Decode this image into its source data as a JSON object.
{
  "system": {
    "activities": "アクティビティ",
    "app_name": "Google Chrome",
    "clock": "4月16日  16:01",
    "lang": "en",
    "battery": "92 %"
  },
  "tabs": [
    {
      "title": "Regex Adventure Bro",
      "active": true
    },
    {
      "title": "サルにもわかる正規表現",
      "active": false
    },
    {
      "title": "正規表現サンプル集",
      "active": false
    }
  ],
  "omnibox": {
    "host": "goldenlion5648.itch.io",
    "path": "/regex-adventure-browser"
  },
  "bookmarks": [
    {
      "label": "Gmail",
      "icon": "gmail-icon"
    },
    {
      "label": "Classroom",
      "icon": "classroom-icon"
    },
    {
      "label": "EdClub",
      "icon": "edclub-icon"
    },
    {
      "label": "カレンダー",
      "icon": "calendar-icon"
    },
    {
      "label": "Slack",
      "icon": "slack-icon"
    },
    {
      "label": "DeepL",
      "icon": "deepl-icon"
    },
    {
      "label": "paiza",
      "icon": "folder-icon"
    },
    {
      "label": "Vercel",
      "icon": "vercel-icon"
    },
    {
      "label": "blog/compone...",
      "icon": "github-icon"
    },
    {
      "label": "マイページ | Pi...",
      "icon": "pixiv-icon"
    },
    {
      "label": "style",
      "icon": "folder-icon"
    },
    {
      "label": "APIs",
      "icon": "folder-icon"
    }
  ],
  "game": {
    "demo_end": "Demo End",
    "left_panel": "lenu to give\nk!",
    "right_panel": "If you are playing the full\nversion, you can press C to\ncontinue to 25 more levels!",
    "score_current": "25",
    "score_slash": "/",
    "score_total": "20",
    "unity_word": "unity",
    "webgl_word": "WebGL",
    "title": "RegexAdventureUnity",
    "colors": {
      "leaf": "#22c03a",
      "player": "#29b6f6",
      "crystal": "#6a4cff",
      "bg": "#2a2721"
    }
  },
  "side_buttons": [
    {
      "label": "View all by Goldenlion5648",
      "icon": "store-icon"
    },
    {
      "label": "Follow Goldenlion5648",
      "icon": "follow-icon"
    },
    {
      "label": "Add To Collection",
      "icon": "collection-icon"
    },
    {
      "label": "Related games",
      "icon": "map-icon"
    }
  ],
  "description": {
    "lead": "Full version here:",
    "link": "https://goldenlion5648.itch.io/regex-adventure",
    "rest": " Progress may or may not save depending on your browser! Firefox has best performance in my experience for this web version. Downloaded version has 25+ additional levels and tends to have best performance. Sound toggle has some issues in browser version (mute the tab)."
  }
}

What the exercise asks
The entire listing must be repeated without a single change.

Output for this exercise
Decode this image into its source data as a JSON object.
{
  "system": {
    "activities": "アクティビティ",
    "app_name": "Google Chrome",
    "clock": "4月16日  16:01",
    "lang": "en",
    "battery": "92 %"
  },
  "tabs": [
    {
      "title": "Regex Adventure Bro",
      "active": true
    },
    {
      "title": "サルにもわかる正規表現",
      "active": false
    },
    {
      "title": "正規表現サンプル集",
      "active": false
    }
  ],
  "omnibox": {
    "host": "goldenlion5648.itch.io",
    "path": "/regex-adventure-browser"
  },
  "bookmarks": [
    {
      "label": "Gmail",
      "icon": "gmail-icon"
    },
    {
      "label": "Classroom",
      "icon": "classroom-icon"
    },
    {
      "label": "EdClub",
      "icon": "edclub-icon"
    },
    {
      "label": "カレンダー",
      "icon": "calendar-icon"
    },
    {
      "label": "Slack",
      "icon": "slack-icon"
    },
    {
      "label": "DeepL",
      "icon": "deepl-icon"
    },
    {
      "label": "paiza",
      "icon": "folder-icon"
    },
    {
      "label": "Vercel",
      "icon": "vercel-icon"
    },
    {
      "label": "blog/compone...",
      "icon": "github-icon"
    },
    {
      "label": "マイページ | Pi...",
      "icon": "pixiv-icon"
    },
    {
      "label": "style",
      "icon": "folder-icon"
    },
    {
      "label": "APIs",
      "icon": "folder-icon"
    }
  ],
  "game": {
    "demo_end": "Demo End",
    "left_panel": "lenu to give\nk!",
    "right_panel": "If you are playing the full\nversion, you can press C to\ncontinue to 25 more levels!",
    "score_current": "25",
    "score_slash": "/",
    "score_total": "20",
    "unity_word": "unity",
    "webgl_word": "WebGL",
    "title": "RegexAdventureUnity",
    "colors": {
      "leaf": "#22c03a",
      "player": "#29b6f6",
      "crystal": "#6a4cff",
      "bg": "#2a2721"
    }
  },
  "side_buttons": [
    {
      "label": "View all by Goldenlion5648",
      "icon": "store-icon"
    },
    {
      "label": "Follow Goldenlion5648",
      "icon": "follow-icon"
    },
    {
      "label": "Add To Collection",
      "icon": "collection-icon"
    },
    {
      "label": "Related games",
      "icon": "map-icon"
    }
  ],
  "description": {
    "lead": "Full version here:",
    "link": "https://goldenlion5648.itch.io/regex-adventure",
    "rest": " Progress may or may not save depending on your browser! Firefox has best performance in my experience for this web version. Downloaded version has 25+ additional levels and tends to have best performance. Sound toggle has some issues in browser version (mute the tab)."
  }
}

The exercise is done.